▸ The problem: When a line in the records contains the string "JSON", copy that line.

Excerpts from an interface dataset:
== == ==

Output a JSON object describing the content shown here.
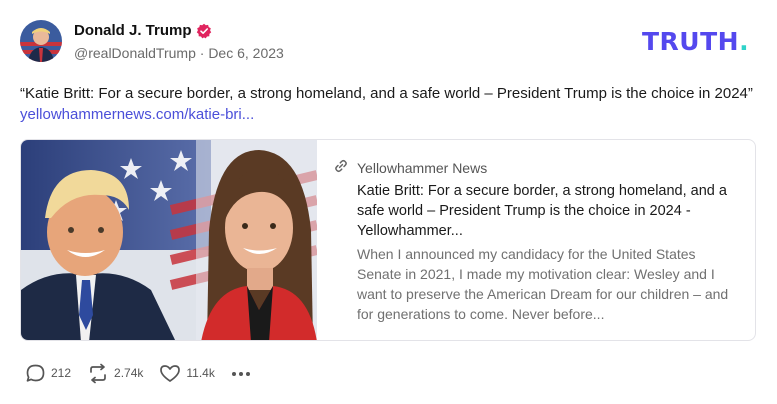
{
  "author": {
    "display_name": "Donald J. Trump",
    "handle": "@realDonaldTrump",
    "separator": " · ",
    "date": "Dec 6, 2023",
    "avatar_icon": "user-avatar",
    "verified_icon": "verified-badge-icon"
  },
  "brand": {
    "logo_main": "TRUTH",
    "logo_dot": ".",
    "primary_color": "#5448ee",
    "accent_color": "#2fd3c9"
  },
  "post": {
    "text": "“Katie Britt: For a secure border, a strong homeland, and a safe world – President Trump is the choice in 2024” ",
    "link_text": "yellowhammernews.com/katie-bri..."
  },
  "link_card": {
    "source": "Yellowhammer News",
    "title": "Katie Britt: For a secure border, a strong homeland, and a safe world – President Trump is the choice in 2024 - Yellowhammer...",
    "description": "When I announced my candidacy for the United States Senate in 2021, I made my motivation clear: Wesley and I want to preserve the American Dream for our children – and for generations to come. Never before...",
    "link_icon": "link-icon"
  },
  "actions": {
    "replies": "212",
    "reposts": "2.74k",
    "likes": "11.4k",
    "reply_icon": "reply-icon",
    "repost_icon": "repost-icon",
    "like_icon": "heart-icon",
    "more_icon": "more-options-icon"
  }
}
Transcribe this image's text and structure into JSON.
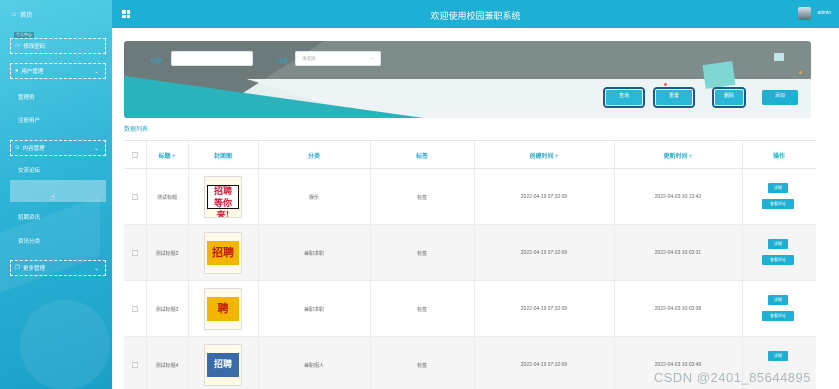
{
  "sidebar": {
    "home_label": "首页",
    "tag_label": "个人中心",
    "items": [
      {
        "label": "修改密码",
        "type": "header"
      },
      {
        "label": "用户管理",
        "type": "group"
      },
      {
        "label": "管理员",
        "type": "sub"
      },
      {
        "label": "注册用户",
        "type": "sub"
      },
      {
        "label": "内容管理",
        "type": "group"
      },
      {
        "label": "交流论坛",
        "type": "sub"
      },
      {
        "label": "招聘资讯",
        "type": "sub"
      },
      {
        "label": "资讯分类",
        "type": "sub"
      },
      {
        "label": "更多管理",
        "type": "group"
      }
    ]
  },
  "header": {
    "title": "欢迎使用校园兼职系统",
    "user": "admin"
  },
  "search": {
    "title_label": "标题",
    "category_label": "分类",
    "category_placeholder": "请选择",
    "btn_search": "查询",
    "btn_reset": "重置",
    "btn_delete": "删除",
    "btn_add": "添加"
  },
  "list_title": "数据列表",
  "table": {
    "headers": [
      "标题 ÷",
      "封面图",
      "分类",
      "标签",
      "创建时间 ÷",
      "更新时间 ÷",
      "操作"
    ],
    "rows": [
      {
        "title": "测试标题",
        "cover": "招聘 等你来!",
        "category": "娱乐",
        "tag": "标签",
        "created": "2022-04-19 07:32:09",
        "updated": "2022-04-03 10:13:42"
      },
      {
        "title": "测试标题2",
        "cover": "招聘",
        "category": "兼职求职",
        "tag": "标签",
        "created": "2022-04-19 07:32:09",
        "updated": "2022-04-03 10:03:31"
      },
      {
        "title": "测试标题3",
        "cover": "聘",
        "category": "兼职求职",
        "tag": "标签",
        "created": "2022-04-19 07:32:09",
        "updated": "2022-04-03 10:03:38"
      },
      {
        "title": "测试标题4",
        "cover": "招聘",
        "category": "兼职招人",
        "tag": "标签",
        "created": "2022-04-19 07:32:09",
        "updated": "2022-04-03 10:03:49"
      }
    ],
    "op_detail": "详情",
    "op_comment": "查看评论"
  },
  "watermark": "CSDN @2401_85644895"
}
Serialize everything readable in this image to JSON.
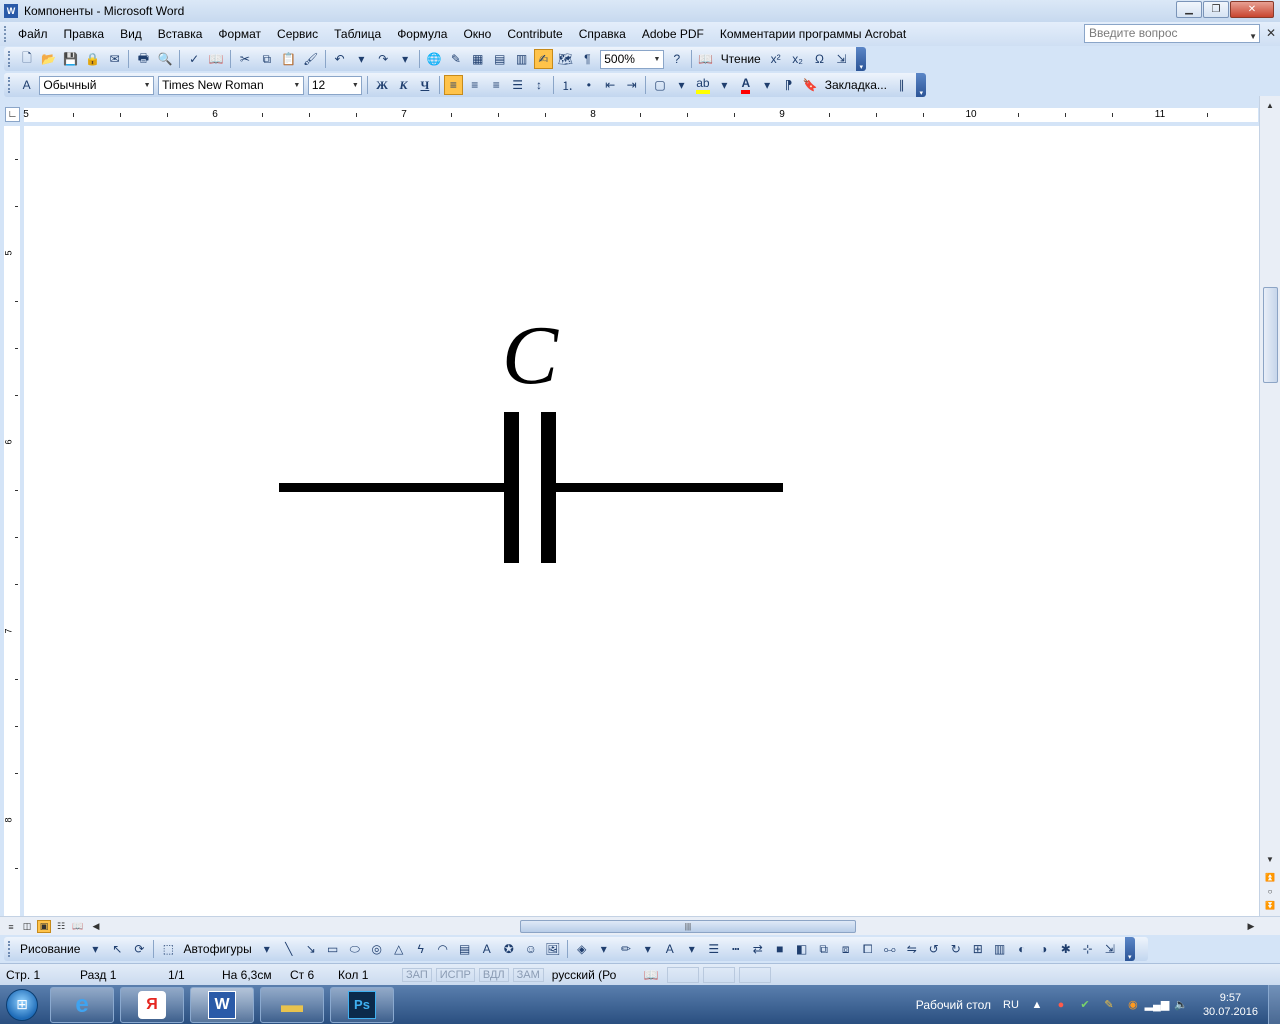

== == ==

▸ Result for this task:
Output a JSON object describing the content shown here.
Transcribe this image's text and structure into JSON.
Serialize everything readable in this image to JSON.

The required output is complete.